  • Protect those not yet eligible for vaccination such as young children by getting yourself and other eligible people around them vaccinated.
  • Wear well-fitting masks over your nose and mouth if you are in public indoor settings and not fully vaccinated.
    • Even those who are fully vaccinated should wear a mask in public indoor settings in communities with substantial to high transmission.
  • Outdoors is safer than indoors.
  • Avoid crowded, poorly ventilated spaces.
  • If you are sick or have symptoms, don’t host or attend a gathering.
  • Get tested if you have symptoms of COVID-19 or have had close contact with someone with COVID-19.
  • Plan ahead if you are travelling on public transportation; masking is required, so pack a mask—or two. Visit the CDC’s Travel Information site for more helpful facts.

Food Preparation

It’s also important to remember these important tips from the U.S. Department of Agriculture (USDA) while preparing your Thanksgiving turkey.

  • Don’t wash that turkey. USDA does not recommend washing raw meat and poultry before cooking. Washing raw meat and poultry can cause bacteria to spread up to three feet away. Cooking (baking, broiling, boiling, frying or grilling) meat and poultry at the right temperature kills any bacteria that may be present. 
  • Defrost your turkey safely. There are three safe ways to defrost a turkey: in the refrigerator, in cold water and in the microwave oven. Thawing food in the refrigerator is the safest method because the turkey will defrost at a consistent, safe temperature. It will take 24 hours for every 5 pounds of weight for a turkey to thaw in the refrigerator. To thaw in cold water, submerge the bird in its original wrapper in cold tap water, changing the water every 30 minutes. For instructions on microwave defrosting, refer to your microwave's owner's manual. Cold water and microwave thawing can also be used if the turkey did not entirely defrost in the refrigerator.
  • Use a meat thermometer. The only way to determine if a turkey (or any meat, poultry or seafood) is cooked is to check its internal temperature with a food thermometer. A whole turkey should be checked in the innermost part of the thigh, the innermost part of the wing and the thickest part of the breast. Your thermometer should register 165°F in all three of these places.
  • Don't store food outside, even if it's cold. The best way to keep that extra Thanksgiving food at a safe temperature (below 40°F) is in a cooler with ice.
  • Leftovers will last for four days in the refrigerator, so if you know you won't use them right away, pack them into freezer bags or airtight containers and freeze. For best quality, use your leftover turkey within four months. After that, the leftovers will still be safe, but can dry out or lose flavor.
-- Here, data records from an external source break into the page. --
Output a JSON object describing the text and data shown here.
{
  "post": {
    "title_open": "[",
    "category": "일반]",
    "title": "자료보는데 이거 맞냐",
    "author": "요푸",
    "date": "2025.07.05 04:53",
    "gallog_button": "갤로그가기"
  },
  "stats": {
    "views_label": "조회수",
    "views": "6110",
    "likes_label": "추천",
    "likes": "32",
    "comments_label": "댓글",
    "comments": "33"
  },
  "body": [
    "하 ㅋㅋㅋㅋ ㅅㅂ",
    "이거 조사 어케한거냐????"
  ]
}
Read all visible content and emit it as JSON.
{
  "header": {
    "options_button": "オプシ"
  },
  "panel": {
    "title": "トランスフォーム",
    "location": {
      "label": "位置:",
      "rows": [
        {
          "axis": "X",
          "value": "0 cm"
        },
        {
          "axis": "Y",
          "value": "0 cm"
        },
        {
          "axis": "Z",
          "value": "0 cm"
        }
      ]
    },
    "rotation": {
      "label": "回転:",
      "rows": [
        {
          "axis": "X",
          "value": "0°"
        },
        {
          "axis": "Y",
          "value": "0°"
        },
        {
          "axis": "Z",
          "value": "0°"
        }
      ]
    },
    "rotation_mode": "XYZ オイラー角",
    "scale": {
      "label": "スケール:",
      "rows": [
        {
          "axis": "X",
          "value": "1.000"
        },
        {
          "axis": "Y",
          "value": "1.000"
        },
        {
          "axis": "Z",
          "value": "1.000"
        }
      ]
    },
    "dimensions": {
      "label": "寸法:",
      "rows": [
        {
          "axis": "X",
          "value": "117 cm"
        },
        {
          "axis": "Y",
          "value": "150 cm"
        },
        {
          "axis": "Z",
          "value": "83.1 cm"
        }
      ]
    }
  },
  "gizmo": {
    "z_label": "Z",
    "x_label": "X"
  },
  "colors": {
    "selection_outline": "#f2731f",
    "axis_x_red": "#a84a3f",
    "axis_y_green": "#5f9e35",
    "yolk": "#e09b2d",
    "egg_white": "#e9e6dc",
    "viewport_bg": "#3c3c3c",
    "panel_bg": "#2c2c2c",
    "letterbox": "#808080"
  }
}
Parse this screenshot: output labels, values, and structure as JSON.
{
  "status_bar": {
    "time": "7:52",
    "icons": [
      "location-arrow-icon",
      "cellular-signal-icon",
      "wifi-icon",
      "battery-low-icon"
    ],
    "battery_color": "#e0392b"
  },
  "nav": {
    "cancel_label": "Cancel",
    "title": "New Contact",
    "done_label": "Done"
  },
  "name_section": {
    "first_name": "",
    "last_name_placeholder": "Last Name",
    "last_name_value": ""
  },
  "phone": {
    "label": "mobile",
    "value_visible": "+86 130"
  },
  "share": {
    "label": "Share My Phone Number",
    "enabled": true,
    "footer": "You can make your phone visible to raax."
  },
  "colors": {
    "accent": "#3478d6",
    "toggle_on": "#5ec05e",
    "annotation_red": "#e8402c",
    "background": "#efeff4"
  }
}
Fire Safety

Keeping fire safety top of mind during this time is important, especially when there’s a lot of activity and people in your home. Check out these fire safety tips from the National Fire Protection Association (NFPA).

  • Stay in the kitchen when you are cooking on the stove top so you can keep an eye on the food.
  • Stay in the home when cooking your turkey, and check on it frequently.
  • Keep children away from the stove. The stove will be hot and kids should stay three three3 feet away.
  • Make sure kids stay away from hot food and liquids. The steam or splash from vegetables, gravy or coffee could cause serious burns.
  • Keep knives out of the reach of children.
  • Be sure cords from an electric knife, coffee maker, plate warmer or mixer are not dangling off the counter within easy reach of a child.
  • Keep matches and utility lighters out of the reach of children — up high in a locked cabinet.
  • Never leave children alone in a room with a lit candle.
  • Keep the floor clear so you don’t trip over kids, toys, purses or bags.
  • Make sure your smoke alarms are working. Test them by pushing the test button.

Resources

Valley Health | COVID-19 Vaccine Information

CDC COVID Data Tracker

COVID-19 Vaccines | U.S. Food & Drug Administration